DATA UNDER STUDY ▸
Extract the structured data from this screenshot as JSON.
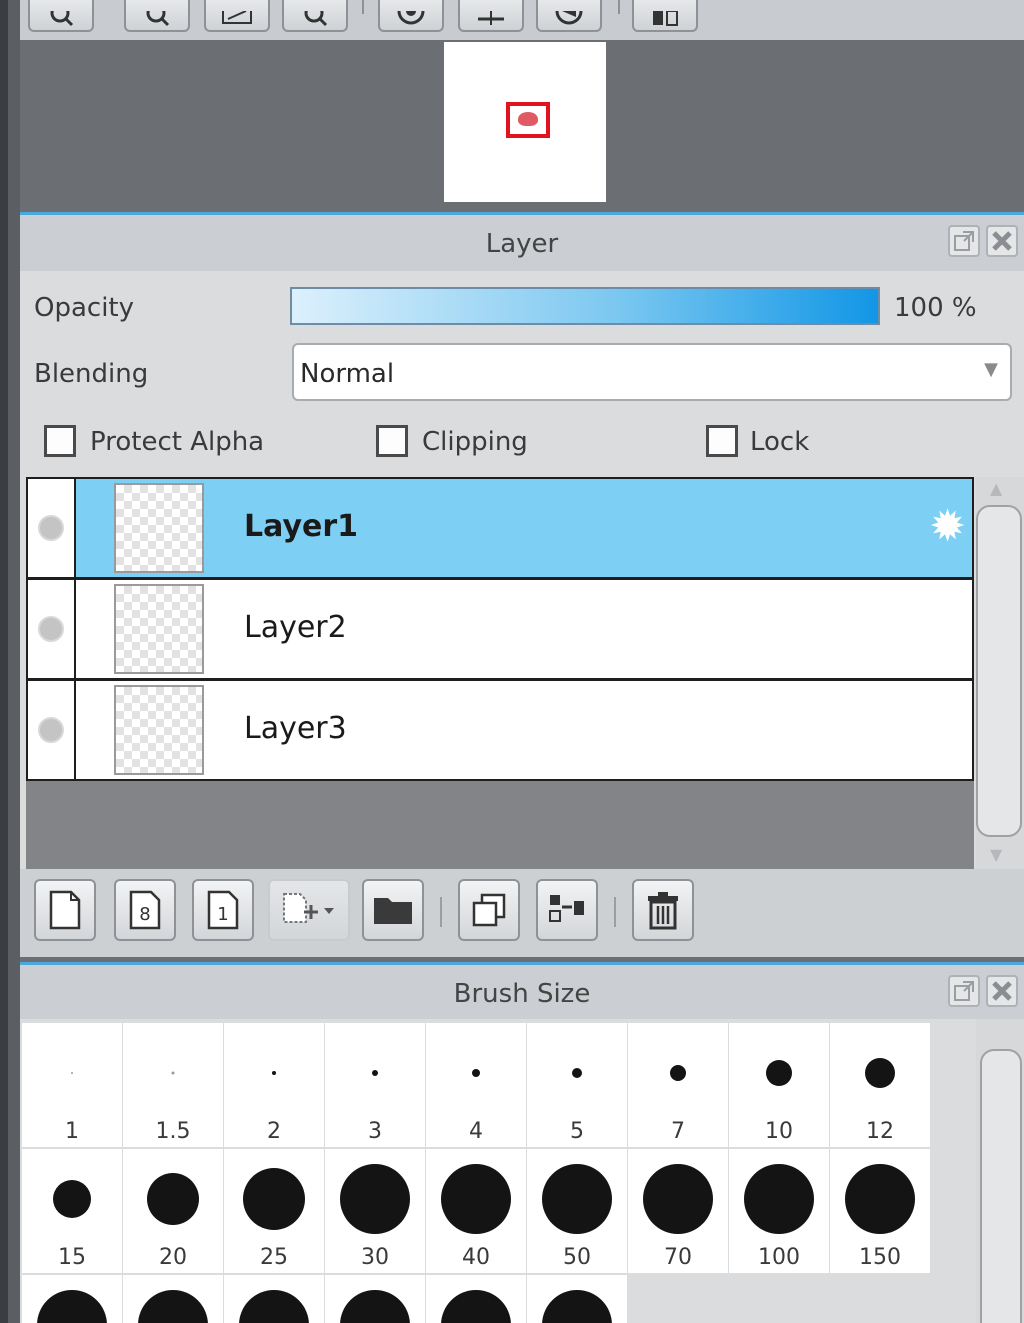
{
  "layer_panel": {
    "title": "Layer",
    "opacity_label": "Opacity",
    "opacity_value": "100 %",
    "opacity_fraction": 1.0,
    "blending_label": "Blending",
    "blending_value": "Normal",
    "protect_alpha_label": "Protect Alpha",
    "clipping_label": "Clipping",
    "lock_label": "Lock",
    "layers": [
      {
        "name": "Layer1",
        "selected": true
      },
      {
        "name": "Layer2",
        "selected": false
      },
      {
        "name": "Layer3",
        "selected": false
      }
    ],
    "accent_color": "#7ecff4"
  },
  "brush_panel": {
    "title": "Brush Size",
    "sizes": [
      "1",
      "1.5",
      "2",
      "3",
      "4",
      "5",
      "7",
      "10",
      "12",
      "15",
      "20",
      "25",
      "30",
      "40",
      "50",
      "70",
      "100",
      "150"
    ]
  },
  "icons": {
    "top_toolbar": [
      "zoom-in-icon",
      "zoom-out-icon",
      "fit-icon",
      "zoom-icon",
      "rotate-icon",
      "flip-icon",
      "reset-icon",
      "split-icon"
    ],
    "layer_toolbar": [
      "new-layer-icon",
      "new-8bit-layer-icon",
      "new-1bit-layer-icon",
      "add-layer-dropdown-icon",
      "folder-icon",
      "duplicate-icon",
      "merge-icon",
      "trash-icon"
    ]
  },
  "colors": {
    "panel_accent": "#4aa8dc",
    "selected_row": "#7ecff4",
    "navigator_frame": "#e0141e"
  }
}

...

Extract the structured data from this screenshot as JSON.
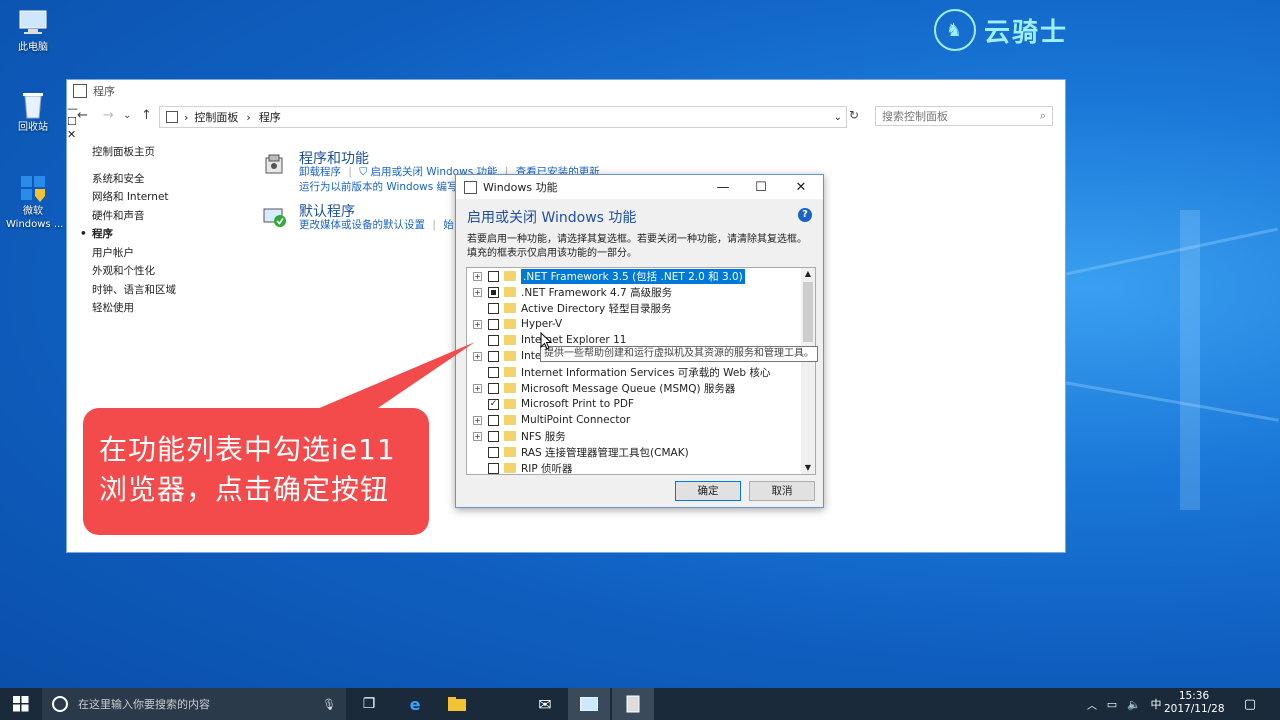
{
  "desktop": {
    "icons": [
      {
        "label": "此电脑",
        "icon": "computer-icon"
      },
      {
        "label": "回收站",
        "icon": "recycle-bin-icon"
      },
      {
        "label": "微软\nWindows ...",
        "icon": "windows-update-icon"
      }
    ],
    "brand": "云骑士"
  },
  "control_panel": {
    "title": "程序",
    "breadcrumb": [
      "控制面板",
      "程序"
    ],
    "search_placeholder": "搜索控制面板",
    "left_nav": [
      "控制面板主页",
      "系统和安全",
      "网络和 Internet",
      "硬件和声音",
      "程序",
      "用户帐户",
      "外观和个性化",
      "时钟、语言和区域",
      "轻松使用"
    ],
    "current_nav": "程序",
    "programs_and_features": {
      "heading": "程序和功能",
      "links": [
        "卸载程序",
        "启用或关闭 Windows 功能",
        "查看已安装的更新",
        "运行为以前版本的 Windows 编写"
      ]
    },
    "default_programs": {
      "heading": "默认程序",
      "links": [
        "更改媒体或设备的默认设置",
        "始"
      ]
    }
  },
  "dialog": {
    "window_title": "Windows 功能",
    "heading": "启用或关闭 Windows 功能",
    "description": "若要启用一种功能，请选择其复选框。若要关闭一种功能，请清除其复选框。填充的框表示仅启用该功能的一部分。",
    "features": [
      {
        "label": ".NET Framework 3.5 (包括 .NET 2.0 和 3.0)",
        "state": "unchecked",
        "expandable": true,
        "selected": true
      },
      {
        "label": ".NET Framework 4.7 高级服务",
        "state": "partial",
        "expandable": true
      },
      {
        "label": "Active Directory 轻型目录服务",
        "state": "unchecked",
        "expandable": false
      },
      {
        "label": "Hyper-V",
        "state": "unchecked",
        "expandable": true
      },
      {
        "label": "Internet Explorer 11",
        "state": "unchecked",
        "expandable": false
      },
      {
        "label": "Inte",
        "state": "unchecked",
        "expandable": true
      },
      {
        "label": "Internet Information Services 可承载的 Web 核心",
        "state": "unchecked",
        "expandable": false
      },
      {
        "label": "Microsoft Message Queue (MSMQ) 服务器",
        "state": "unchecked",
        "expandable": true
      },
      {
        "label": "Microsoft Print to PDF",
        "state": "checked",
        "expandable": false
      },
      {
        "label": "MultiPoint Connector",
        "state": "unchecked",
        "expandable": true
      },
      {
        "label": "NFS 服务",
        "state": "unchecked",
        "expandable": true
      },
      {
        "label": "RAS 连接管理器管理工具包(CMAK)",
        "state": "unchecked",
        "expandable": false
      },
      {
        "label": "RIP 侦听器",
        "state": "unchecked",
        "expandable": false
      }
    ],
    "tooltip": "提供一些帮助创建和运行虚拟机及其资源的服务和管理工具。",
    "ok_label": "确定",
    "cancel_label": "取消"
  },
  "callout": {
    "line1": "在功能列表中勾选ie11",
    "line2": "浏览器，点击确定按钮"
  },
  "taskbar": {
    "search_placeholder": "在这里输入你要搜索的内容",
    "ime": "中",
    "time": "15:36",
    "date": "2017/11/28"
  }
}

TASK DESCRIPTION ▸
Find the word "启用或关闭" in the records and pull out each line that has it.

WRITTEN RESPONSE ▸
        "启用或关闭 Windows 功能",
    "heading": "启用或关闭 Windows 功能",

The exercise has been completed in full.